Along with the controversial recommendations of a government panel, the journal provides the most thorough review of accuracy of digital mammography I’ve read. This new study finds that false positives–when women get called back for additional tests, but don't have cancer–turn out to be not so common: just 12% per screen. And most of those are for additional images; only 1.6% led to biopsy. What’s more, in this large analysis of modern screening, radiologists missed less than 0.15% of cancers.
The debate over mammograms centers on two questions. First, how many lives are saved by mammography? Or more specifically, how many tumors are detected early enough with this technology but would be missed by a physical exam until it was too late?
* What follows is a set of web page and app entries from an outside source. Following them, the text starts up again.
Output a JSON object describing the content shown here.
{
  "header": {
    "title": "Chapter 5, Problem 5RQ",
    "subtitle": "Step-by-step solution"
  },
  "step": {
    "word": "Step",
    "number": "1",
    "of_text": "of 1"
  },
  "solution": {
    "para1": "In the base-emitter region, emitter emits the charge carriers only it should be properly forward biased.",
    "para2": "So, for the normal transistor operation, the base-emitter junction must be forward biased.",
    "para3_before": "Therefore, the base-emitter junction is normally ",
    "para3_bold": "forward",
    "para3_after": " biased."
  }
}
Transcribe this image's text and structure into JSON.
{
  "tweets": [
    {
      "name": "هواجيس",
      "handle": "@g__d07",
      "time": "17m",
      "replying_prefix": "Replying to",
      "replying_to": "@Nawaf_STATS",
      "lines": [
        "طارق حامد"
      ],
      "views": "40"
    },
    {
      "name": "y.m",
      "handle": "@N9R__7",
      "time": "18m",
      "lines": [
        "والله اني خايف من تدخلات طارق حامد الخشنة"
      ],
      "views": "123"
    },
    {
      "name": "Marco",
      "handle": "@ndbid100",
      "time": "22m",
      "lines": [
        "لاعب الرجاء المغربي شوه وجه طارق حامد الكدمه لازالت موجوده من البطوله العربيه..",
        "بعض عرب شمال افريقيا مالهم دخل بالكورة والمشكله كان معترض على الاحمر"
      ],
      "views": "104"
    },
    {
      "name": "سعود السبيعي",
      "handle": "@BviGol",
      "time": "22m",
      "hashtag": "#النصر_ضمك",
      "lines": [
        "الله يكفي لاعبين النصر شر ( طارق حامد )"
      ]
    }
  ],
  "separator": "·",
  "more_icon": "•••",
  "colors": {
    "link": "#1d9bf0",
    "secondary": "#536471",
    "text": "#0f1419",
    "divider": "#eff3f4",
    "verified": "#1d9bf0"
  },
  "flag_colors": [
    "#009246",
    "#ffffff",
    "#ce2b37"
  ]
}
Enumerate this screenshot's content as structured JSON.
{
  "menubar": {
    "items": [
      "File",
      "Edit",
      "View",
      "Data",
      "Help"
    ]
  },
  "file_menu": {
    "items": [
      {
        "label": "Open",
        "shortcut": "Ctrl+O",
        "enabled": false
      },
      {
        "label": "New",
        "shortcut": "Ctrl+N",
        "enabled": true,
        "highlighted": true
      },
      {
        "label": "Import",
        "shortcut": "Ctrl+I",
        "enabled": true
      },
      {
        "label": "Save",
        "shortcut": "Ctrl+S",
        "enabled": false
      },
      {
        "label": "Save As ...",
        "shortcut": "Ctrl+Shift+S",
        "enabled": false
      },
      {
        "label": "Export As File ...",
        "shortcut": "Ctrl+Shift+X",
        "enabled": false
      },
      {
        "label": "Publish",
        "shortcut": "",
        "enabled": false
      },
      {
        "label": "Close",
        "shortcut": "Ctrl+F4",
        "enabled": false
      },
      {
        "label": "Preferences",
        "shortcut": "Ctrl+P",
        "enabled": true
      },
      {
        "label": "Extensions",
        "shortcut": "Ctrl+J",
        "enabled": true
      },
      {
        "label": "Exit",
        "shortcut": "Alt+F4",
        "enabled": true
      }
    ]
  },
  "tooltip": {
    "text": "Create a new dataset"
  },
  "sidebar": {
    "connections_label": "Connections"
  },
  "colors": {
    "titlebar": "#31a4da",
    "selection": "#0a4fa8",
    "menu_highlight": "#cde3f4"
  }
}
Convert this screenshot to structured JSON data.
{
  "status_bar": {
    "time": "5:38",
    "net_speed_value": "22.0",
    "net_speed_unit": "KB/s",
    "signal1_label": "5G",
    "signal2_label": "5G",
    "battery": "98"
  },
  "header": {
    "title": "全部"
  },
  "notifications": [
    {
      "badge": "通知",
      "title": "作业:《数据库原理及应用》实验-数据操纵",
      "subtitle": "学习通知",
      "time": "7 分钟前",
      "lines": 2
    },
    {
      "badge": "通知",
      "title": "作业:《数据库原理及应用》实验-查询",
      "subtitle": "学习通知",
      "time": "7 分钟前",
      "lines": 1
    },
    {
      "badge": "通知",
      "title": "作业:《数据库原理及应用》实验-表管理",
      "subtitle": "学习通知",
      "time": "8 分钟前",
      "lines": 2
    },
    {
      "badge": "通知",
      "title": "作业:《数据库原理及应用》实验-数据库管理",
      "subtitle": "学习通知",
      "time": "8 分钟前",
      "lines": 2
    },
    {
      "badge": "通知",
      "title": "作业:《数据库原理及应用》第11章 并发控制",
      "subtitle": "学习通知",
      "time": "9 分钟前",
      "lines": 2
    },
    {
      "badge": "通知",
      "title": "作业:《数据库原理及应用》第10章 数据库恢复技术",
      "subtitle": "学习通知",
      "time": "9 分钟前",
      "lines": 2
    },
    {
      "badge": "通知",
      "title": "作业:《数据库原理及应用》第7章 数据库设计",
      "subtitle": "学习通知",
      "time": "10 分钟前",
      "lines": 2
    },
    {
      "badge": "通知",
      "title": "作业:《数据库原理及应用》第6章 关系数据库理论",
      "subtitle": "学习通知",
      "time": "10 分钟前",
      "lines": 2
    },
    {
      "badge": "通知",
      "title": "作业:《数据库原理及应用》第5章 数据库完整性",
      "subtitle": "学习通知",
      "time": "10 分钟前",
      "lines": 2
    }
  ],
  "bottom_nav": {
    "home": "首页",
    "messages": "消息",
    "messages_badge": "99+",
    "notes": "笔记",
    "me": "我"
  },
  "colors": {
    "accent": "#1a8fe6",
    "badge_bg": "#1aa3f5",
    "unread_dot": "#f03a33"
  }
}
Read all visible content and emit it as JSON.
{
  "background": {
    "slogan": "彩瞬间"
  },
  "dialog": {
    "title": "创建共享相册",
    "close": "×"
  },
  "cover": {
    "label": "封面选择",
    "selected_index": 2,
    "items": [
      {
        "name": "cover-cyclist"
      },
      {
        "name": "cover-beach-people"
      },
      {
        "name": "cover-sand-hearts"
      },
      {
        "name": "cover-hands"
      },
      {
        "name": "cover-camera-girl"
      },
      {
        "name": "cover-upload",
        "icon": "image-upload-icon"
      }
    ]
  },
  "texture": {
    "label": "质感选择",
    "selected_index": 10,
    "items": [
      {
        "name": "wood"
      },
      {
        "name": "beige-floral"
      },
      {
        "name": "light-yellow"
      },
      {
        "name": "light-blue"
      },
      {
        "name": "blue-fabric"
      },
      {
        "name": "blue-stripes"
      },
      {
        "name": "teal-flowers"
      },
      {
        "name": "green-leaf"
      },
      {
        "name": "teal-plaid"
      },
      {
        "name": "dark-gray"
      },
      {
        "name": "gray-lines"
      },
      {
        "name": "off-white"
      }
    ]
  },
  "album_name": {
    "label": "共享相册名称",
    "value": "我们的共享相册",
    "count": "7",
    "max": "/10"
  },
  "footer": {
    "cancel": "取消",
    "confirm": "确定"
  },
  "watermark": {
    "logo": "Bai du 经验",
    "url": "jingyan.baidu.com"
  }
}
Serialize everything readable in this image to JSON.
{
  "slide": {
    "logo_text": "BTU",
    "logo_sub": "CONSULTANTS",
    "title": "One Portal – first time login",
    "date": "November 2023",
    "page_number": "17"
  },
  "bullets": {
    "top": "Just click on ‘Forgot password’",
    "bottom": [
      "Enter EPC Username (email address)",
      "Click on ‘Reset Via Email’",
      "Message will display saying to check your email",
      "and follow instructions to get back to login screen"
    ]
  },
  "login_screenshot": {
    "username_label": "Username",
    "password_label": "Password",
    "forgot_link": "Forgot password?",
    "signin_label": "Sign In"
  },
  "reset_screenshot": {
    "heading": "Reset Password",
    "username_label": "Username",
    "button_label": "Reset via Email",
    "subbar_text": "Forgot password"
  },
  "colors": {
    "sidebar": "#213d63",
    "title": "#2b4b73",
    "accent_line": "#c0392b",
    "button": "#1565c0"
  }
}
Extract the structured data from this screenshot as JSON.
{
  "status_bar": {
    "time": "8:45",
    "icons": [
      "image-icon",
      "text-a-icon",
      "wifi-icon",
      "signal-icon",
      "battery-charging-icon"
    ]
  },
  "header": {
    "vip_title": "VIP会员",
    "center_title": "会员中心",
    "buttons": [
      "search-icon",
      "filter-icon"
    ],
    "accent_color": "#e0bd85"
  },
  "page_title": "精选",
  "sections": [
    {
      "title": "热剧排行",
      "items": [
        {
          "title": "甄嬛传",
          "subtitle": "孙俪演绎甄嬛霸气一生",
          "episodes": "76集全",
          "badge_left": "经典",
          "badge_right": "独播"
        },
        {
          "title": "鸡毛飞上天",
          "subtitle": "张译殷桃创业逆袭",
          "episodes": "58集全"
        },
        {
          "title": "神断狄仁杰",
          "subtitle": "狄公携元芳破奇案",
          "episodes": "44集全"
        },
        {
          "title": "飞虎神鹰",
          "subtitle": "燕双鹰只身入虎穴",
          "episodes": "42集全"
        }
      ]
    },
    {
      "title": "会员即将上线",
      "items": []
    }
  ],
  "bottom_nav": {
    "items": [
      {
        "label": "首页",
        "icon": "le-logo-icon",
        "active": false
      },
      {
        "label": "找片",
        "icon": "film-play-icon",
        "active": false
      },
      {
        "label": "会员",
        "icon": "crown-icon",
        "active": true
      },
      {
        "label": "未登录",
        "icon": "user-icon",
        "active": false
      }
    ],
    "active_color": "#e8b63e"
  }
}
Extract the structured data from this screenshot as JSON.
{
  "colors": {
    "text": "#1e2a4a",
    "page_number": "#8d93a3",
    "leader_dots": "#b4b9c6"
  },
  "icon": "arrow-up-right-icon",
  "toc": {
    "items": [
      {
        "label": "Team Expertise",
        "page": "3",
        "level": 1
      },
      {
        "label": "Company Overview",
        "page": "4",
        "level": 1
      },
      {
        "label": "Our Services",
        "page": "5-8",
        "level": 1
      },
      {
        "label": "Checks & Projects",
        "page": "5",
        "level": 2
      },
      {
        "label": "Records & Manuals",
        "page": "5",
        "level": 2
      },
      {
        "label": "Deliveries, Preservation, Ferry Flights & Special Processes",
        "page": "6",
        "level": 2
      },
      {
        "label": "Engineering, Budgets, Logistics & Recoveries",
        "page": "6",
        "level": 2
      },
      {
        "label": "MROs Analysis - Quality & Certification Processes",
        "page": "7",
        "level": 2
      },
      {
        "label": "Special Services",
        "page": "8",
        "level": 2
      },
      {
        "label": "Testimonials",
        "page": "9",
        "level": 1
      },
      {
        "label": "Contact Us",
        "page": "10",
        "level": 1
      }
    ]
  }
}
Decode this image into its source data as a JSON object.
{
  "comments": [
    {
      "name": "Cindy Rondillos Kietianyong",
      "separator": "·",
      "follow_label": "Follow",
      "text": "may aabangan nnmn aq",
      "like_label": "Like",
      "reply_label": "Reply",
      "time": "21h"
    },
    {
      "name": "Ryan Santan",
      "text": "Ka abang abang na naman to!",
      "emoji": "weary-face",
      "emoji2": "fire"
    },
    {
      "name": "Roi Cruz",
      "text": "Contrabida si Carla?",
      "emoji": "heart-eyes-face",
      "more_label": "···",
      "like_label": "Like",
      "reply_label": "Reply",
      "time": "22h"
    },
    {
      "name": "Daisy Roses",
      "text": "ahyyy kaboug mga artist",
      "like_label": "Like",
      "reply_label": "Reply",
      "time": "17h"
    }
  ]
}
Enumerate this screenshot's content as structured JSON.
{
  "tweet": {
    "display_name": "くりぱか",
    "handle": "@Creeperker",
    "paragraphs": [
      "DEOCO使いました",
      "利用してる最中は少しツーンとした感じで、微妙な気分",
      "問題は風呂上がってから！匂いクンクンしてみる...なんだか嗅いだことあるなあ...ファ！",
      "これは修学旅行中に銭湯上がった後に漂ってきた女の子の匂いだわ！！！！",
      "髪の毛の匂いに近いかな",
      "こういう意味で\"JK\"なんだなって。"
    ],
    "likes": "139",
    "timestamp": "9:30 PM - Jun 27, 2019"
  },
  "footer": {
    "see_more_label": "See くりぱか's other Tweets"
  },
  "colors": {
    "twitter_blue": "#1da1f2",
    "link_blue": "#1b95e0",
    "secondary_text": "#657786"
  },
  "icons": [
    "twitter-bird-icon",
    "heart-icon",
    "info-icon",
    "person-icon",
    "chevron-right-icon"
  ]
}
Second, to what extent do mammograms increase over-diagnosis?
Cancer screening has come under scrutiny as health care expenditures soar.
A British breast-cancer specialist argues that mammograms may shorten more lives than they extend.
A new study on the value of mammograms in preventing death—or lack thereof—will inspire extremely important discussion. One key distinction in terms is "survival rate."
More evidence that routine mammograms make healthy people sick.
The new guidelines, which apply to women at average risk, are closer to the U.S. Preventive Services Task Force’s 2009 recommendation that women wait until 50 and have mammograms only every other year.
For women with dense tissue, mammograms can be less accurate so new tests offer better detection but often more false alarms
A new study is merely the latest suggesting that mammograms may net more harm than good. With a new "breast-friendly" procedure in the works, perhaps now is the time to put the mammogram out to pasture.
The MISSION of Are You Dense, Inc. is to educate the public about the risks and screening challenges of dense breast tissue and its impact on missed, delayed and advanced stage breast cancer to reduce advanced disease and mortality.
Breast cancer screening guidelines...
DenseBreast-info.org is an educational resource developed to provide breast density information to both patients and health care professionals.
If you're 40 or older and have an average risk of breast cancer, we recommend that yearly screening mammograms should be part of your healthcare.
Three recent advances in mammography include digital mammography, computer-aided detection and breast tomosynthesis.
The United States Preventive Services Task Force (USPSTF) recommends:
•Women ages 50 to 74 years should get a mammogram every 2 years.
•Women younger than age 50 should talk to a doctor about when to start and how often to have a mammogram.